Duck Rillettes

Serves: Makes about 600g

Duck Rillettes
Duck Rillettes Duck Rillettes

There is no getting away from the fact that duck rillettes-or pork for that matter-looks like something you would feed the dog but goodness, it’s tasty stuff. Rillettes is the country cousin of the smooth pâté- long, slow-cooked meat is shredded, packed into a kilner jar and sealed with fat. It takes roughly two days to make and then a further two days for the flavours to develop but requires no real skill to make. Serve with good bread-by which I mean something crusty and fresh- or sourdough toast- and cornichons.



  • 1 whole duck
  • 375g boneless and rindless pork belly strips, cut into 3cm pieces
  • 1 tablespoon Maldon salt
  • 2 teaspoons juniper berries
  • 2 teaspoons black peppercorns
  • 3 bay leaves
  • 3 cloves
  • 1 teaspoon ground ginger
  • ½ teaspoon ground nutmeg
  • 8 garlic cloves, peeled and roughly chopped
  • 200ml chicken stock, preferably homemade
  • To serve crusty bread -or toast- and cornichons
Duck Rillettes

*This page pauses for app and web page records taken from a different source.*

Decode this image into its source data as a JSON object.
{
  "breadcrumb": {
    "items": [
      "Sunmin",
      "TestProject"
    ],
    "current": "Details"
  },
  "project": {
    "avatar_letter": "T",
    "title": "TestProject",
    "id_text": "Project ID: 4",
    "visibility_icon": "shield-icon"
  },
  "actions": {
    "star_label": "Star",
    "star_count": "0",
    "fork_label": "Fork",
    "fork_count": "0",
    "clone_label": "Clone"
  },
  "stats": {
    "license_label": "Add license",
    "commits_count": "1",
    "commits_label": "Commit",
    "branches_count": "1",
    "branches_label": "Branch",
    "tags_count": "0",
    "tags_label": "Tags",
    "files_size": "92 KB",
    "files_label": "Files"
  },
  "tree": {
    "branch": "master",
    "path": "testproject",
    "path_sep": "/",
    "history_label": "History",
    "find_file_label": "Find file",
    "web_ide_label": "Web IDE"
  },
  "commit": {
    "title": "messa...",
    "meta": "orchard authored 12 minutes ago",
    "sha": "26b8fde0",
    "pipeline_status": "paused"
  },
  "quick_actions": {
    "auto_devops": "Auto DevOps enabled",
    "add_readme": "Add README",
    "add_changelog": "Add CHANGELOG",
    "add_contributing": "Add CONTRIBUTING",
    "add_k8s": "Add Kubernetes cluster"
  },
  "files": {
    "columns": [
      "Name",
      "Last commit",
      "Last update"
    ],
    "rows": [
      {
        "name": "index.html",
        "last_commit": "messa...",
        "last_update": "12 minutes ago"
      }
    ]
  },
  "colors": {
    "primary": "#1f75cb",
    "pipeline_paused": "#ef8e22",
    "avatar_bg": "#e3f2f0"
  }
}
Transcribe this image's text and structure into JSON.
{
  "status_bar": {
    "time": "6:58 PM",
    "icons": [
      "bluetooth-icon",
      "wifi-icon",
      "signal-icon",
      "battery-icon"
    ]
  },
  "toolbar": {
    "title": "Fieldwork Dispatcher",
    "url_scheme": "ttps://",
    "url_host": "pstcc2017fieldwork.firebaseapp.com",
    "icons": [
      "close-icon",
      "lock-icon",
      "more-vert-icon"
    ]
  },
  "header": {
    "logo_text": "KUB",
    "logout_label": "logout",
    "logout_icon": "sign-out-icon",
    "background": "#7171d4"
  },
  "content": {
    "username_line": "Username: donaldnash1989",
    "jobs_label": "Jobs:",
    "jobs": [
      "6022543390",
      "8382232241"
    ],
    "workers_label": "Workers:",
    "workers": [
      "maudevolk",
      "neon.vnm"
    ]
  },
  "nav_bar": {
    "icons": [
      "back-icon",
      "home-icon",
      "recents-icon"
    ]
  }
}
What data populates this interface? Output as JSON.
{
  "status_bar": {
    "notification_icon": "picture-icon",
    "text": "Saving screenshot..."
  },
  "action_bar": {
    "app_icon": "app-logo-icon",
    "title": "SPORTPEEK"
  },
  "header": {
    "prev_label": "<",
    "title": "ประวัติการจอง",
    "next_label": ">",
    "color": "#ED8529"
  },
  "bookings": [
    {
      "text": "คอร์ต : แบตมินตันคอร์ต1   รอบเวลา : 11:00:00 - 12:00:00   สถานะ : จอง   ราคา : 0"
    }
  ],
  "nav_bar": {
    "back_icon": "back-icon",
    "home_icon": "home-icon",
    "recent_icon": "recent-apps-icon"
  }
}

  1. Halve the duck down the backbone and breastbone and then across the middle so you have four pieces. Place in a mixing bowl with the pork belly pieces.
  2. Put the salt, juniper berries, peppercorns, bay leaves, cloves, ginger and nutmeg in a coffee/spice grinder and blend to a fine powder. Sprinkle over the meat and rub in the spices to coat all the meat. Cover and chill overnight.
  3. The next day heat the oven to fan 120°c, mark 1. Tip the meat into a large flameproof casserole and add the garlic. Pour over the stock and bring to the boil to warm everything up. Stir once or twice, cover the casserole with a lid and cook in the oven for 4-4 ½ hours until the meat is falling off the bone.
  4. Suspend a colander over a large bowl and tip the contents of the casserole into the colander. Leave to drain for about 30 minutes, reserving all the cooking liquor. When the meat is cool enough to handle remove and discard the duck skin and all the bones. Shred the meat into a clean bowl.
  5. Skim as much fat off the top of the reserved cooking liquor and set aside (it will be used to seal the rillettes). Add enough of the remaining liquor to the shredded meat to moisten it but not enough so it pools. Stir well and taste and season the rillettes with salt and pepper if necessary.
  6. Pack the meat into a sterilised kilner jar and level the top. Pour over some of the reserved fat to cover the rillettes by about 3-4mm. Seal the jar and refrigerate for at least two days before eating.
Duck Rillettes